### WHAT TO PRODUCE
Can you retype every record below exactly as written?
☆ ☆ ☆
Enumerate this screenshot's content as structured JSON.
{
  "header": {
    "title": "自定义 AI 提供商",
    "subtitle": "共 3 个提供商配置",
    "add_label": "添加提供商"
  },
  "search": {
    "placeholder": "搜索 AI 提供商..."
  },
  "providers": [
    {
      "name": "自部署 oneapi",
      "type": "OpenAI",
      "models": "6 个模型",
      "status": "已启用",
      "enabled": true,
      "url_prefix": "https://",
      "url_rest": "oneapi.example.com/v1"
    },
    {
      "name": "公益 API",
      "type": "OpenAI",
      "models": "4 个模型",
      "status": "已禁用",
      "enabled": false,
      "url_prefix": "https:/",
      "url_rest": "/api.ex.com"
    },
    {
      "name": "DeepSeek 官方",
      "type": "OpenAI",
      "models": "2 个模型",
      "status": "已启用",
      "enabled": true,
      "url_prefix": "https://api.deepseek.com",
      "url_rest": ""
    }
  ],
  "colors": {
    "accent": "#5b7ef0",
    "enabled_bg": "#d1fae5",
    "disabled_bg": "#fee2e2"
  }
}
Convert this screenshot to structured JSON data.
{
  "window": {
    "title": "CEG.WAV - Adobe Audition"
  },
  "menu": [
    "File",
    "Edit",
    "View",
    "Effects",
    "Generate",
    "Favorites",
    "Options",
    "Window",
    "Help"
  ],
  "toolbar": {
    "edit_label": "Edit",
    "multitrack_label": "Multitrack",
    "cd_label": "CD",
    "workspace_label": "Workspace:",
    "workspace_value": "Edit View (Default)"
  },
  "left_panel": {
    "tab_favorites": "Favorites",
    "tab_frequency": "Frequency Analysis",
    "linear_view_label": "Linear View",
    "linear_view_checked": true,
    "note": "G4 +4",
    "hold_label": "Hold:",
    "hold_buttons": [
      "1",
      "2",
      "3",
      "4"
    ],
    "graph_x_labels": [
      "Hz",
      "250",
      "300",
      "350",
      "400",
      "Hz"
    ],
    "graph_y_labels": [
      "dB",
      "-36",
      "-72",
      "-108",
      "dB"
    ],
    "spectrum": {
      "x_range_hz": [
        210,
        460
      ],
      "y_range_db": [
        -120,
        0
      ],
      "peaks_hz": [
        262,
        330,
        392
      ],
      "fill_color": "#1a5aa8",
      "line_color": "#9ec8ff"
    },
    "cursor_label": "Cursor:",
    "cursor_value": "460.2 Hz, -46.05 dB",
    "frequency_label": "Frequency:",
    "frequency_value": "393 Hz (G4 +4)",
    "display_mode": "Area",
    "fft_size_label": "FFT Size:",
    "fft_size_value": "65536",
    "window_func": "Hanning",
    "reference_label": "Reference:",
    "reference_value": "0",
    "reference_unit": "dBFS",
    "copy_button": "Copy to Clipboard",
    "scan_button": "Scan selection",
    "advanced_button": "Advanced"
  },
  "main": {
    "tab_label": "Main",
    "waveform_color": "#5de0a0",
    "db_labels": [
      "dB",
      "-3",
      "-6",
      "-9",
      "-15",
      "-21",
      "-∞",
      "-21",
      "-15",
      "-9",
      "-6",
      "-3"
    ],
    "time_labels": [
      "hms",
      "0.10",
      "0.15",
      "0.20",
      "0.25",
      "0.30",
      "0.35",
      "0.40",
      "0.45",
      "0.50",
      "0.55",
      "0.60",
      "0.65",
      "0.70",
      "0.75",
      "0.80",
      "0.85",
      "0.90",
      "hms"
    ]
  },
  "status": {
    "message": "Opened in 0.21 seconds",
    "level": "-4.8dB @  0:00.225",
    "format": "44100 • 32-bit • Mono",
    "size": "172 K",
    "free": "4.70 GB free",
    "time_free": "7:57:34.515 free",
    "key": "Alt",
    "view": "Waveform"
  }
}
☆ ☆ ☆
### ANSWER SPACE
Enumerate this screenshot's content as structured JSON.
{
  "header": {
    "title": "自定义 AI 提供商",
    "subtitle": "共 3 个提供商配置",
    "add_label": "添加提供商"
  },
  "search": {
    "placeholder": "搜索 AI 提供商..."
  },
  "providers": [
    {
      "name": "自部署 oneapi",
      "type": "OpenAI",
      "models": "6 个模型",
      "status": "已启用",
      "enabled": true,
      "url_prefix": "https://",
      "url_rest": "oneapi.example.com/v1"
    },
    {
      "name": "公益 API",
      "type": "OpenAI",
      "models": "4 个模型",
      "status": "已禁用",
      "enabled": false,
      "url_prefix": "https:/",
      "url_rest": "/api.ex.com"
    },
    {
      "name": "DeepSeek 官方",
      "type": "OpenAI",
      "models": "2 个模型",
      "status": "已启用",
      "enabled": true,
      "url_prefix": "https://api.deepseek.com",
      "url_rest": ""
    }
  ],
  "colors": {
    "accent": "#5b7ef0",
    "enabled_bg": "#d1fae5",
    "disabled_bg": "#fee2e2"
  }
}
Convert this screenshot to structured JSON data.
{
  "window": {
    "title": "CEG.WAV - Adobe Audition"
  },
  "menu": [
    "File",
    "Edit",
    "View",
    "Effects",
    "Generate",
    "Favorites",
    "Options",
    "Window",
    "Help"
  ],
  "toolbar": {
    "edit_label": "Edit",
    "multitrack_label": "Multitrack",
    "cd_label": "CD",
    "workspace_label": "Workspace:",
    "workspace_value": "Edit View (Default)"
  },
  "left_panel": {
    "tab_favorites": "Favorites",
    "tab_frequency": "Frequency Analysis",
    "linear_view_label": "Linear View",
    "linear_view_checked": true,
    "note": "G4 +4",
    "hold_label": "Hold:",
    "hold_buttons": [
      "1",
      "2",
      "3",
      "4"
    ],
    "graph_x_labels": [
      "Hz",
      "250",
      "300",
      "350",
      "400",
      "Hz"
    ],
    "graph_y_labels": [
      "dB",
      "-36",
      "-72",
      "-108",
      "dB"
    ],
    "spectrum": {
      "x_range_hz": [
        210,
        460
      ],
      "y_range_db": [
        -120,
        0
      ],
      "peaks_hz": [
        262,
        330,
        392
      ],
      "fill_color": "#1a5aa8",
      "line_color": "#9ec8ff"
    },
    "cursor_label": "Cursor:",
    "cursor_value": "460.2 Hz, -46.05 dB",
    "frequency_label": "Frequency:",
    "frequency_value": "393 Hz (G4 +4)",
    "display_mode": "Area",
    "fft_size_label": "FFT Size:",
    "fft_size_value": "65536",
    "window_func": "Hanning",
    "reference_label": "Reference:",
    "reference_value": "0",
    "reference_unit": "dBFS",
    "copy_button": "Copy to Clipboard",
    "scan_button": "Scan selection",
    "advanced_button": "Advanced"
  },
  "main": {
    "tab_label": "Main",
    "waveform_color": "#5de0a0",
    "db_labels": [
      "dB",
      "-3",
      "-6",
      "-9",
      "-15",
      "-21",
      "-∞",
      "-21",
      "-15",
      "-9",
      "-6",
      "-3"
    ],
    "time_labels": [
      "hms",
      "0.10",
      "0.15",
      "0.20",
      "0.25",
      "0.30",
      "0.35",
      "0.40",
      "0.45",
      "0.50",
      "0.55",
      "0.60",
      "0.65",
      "0.70",
      "0.75",
      "0.80",
      "0.85",
      "0.90",
      "hms"
    ]
  },
  "status": {
    "message": "Opened in 0.21 seconds",
    "level": "-4.8dB @  0:00.225",
    "format": "44100 • 32-bit • Mono",
    "size": "172 K",
    "free": "4.70 GB free",
    "time_free": "7:57:34.515 free",
    "key": "Alt",
    "view": "Waveform"
  }
}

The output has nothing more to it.